How to visit Ghibli Museum
Ghibli Museum tickets need to be booked months in advance, it gets sold out really easily! The official website will give you more information on ticket purchase and transportation.
There is a bus from Mitaka Station to Ghibli museum for 210yen (one-way) and 320yen (round-trip). You will need to take the JR Chuo Line to Mitaka station then wait for the bus.
11. Baseball Game
Baseball is one of the most important sports in Japan so it’s definitely worth stopping by a game! Watching a baseball game in Tokyo is equivalent to watching a soccer game in Europe and watching a football game in the US. The games are interesting and fans are entertaining. They also have teenage girls running up and down the aisle carrying beer in a “backpack” full of beers which you do not see in the US. Furthermore unlike American stadium, Japanese baseball stadiums sell bento boxes (boxed food with rice, meat, veggie, etc) as well as western food. You can read more about Baseball games in Japan here.
A funny story about watching the games there. It was my first time watching a Baseball game in Japan and our 2nd night in Tokyo and unexpectedly a ball flew towards us and hit me on the arm. This hit actually left a huge bruise on my upper arm and hurt for weeks 😦 Despite this painful injury, watching a baseball game there is still one of the top things to see in Tokyo and I will gladly do it again.

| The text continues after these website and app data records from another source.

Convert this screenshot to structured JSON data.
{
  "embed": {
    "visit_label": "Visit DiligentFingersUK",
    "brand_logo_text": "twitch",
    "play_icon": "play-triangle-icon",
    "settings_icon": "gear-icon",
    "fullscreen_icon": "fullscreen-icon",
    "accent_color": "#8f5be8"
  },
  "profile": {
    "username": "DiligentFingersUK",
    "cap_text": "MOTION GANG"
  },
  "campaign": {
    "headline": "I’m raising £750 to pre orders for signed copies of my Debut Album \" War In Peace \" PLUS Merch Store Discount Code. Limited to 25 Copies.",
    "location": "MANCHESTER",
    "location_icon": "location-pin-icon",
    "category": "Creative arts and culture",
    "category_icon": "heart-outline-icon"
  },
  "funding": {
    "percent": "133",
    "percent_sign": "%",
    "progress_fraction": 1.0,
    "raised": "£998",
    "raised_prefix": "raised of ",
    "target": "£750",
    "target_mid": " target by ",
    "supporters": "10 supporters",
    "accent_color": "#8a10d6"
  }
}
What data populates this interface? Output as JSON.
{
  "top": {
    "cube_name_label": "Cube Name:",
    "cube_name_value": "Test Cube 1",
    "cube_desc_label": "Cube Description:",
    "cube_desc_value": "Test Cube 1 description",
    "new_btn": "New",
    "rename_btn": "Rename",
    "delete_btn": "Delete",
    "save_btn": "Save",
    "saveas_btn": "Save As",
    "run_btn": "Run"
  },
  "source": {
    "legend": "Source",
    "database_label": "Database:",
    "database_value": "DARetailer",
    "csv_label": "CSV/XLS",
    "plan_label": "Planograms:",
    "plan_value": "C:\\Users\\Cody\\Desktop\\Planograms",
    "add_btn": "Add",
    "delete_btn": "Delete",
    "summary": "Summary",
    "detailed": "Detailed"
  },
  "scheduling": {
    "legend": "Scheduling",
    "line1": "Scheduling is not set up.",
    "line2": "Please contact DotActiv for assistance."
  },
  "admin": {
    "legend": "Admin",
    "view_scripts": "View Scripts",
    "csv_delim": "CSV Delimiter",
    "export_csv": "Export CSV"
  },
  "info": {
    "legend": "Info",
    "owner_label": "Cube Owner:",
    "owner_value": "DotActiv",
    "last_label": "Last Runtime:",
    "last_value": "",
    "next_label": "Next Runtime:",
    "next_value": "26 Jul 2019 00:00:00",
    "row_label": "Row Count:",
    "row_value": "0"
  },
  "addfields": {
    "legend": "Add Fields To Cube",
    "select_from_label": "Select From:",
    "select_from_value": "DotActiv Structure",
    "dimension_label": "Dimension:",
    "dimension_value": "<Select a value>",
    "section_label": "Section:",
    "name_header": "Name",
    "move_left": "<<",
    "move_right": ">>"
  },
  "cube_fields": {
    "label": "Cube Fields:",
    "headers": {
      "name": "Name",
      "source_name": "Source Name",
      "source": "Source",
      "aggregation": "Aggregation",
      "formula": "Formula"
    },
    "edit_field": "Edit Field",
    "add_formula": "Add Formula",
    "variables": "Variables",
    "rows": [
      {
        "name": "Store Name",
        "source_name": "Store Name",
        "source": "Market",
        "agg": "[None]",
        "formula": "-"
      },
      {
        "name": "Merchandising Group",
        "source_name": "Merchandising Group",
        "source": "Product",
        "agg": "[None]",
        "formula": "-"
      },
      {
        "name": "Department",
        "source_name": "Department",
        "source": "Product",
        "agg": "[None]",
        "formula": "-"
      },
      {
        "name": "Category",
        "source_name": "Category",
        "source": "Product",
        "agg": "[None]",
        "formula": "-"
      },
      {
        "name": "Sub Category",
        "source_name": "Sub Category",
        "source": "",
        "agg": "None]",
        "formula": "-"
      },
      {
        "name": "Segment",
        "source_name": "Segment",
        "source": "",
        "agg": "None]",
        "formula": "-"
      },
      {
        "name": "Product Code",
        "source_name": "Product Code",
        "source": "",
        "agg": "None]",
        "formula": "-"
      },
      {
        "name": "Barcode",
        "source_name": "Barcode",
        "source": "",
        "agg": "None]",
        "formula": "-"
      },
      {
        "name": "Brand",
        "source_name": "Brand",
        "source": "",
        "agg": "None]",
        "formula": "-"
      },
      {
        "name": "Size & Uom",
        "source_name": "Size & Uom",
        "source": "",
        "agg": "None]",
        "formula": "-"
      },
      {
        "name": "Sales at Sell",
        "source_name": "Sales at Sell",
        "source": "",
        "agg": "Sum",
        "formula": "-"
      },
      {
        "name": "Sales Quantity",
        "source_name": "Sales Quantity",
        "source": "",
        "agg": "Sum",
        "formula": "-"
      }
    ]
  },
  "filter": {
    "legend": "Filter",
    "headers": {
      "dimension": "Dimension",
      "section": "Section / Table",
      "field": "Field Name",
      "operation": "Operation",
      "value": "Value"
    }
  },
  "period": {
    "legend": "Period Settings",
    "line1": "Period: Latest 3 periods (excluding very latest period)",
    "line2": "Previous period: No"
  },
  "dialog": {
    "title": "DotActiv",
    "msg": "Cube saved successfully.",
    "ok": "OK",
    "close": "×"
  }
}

Odaiba is a man-made island in Tokyo Bay. It has shopping centers, business and commercial buildings, residential area, and of course Gundam statue. But I think the GUndam statue might have been taken down already unfortunately. The famous Fuji TV station is also housed on Odaiba.
It’s a nice outing from the center of Tokyo. Apparently it’s also one of the venue locations in the 2020 Summer Olympics in Tokyo. The rainbow bridge connects Odaiba to Tokyo.
To get to Odaiba from Tokyo, you have many options. There are several buses leaving from Tokyo, taking the train on Rinkai Line from Shibuya or Shinjuku station or the Yurikamome Monorail from Shinbashi station. The Yurikamome Monorail is a very popular choice because you can enjoy the view from the very first car (operator car but the monorail is automated so no drivers sit there).
13. Tokyo Imperial Palace
I’ve only been to this place once but I was really impressed by the architecture and history of this place. Since it’s the primary resident of the imperial family, this place is generally closed except guided tours Tuesday to Saturday. If you have time, stop by for a tour. The gardens are really pretty inside.
Yokohama is not really in Tokyo itself, but it’s accessible by train from Tokyo for a nice day trip. There is a huge Ferris Wheel, the largest Chinatown in Japan, Yokohama Marine Tower (inland light house), and many museums, restaurants serving international food, and shops.
For more information on Tokyo, especially if you are a first time visitor, check out my friend Melissa’s blog GirleatWorld. Also don’t forget to check my guide on how to plan a trip to Japan for first time visitors. No matter what you choose to do in Tokyo, I’m sure you will have a great time in this amazing city!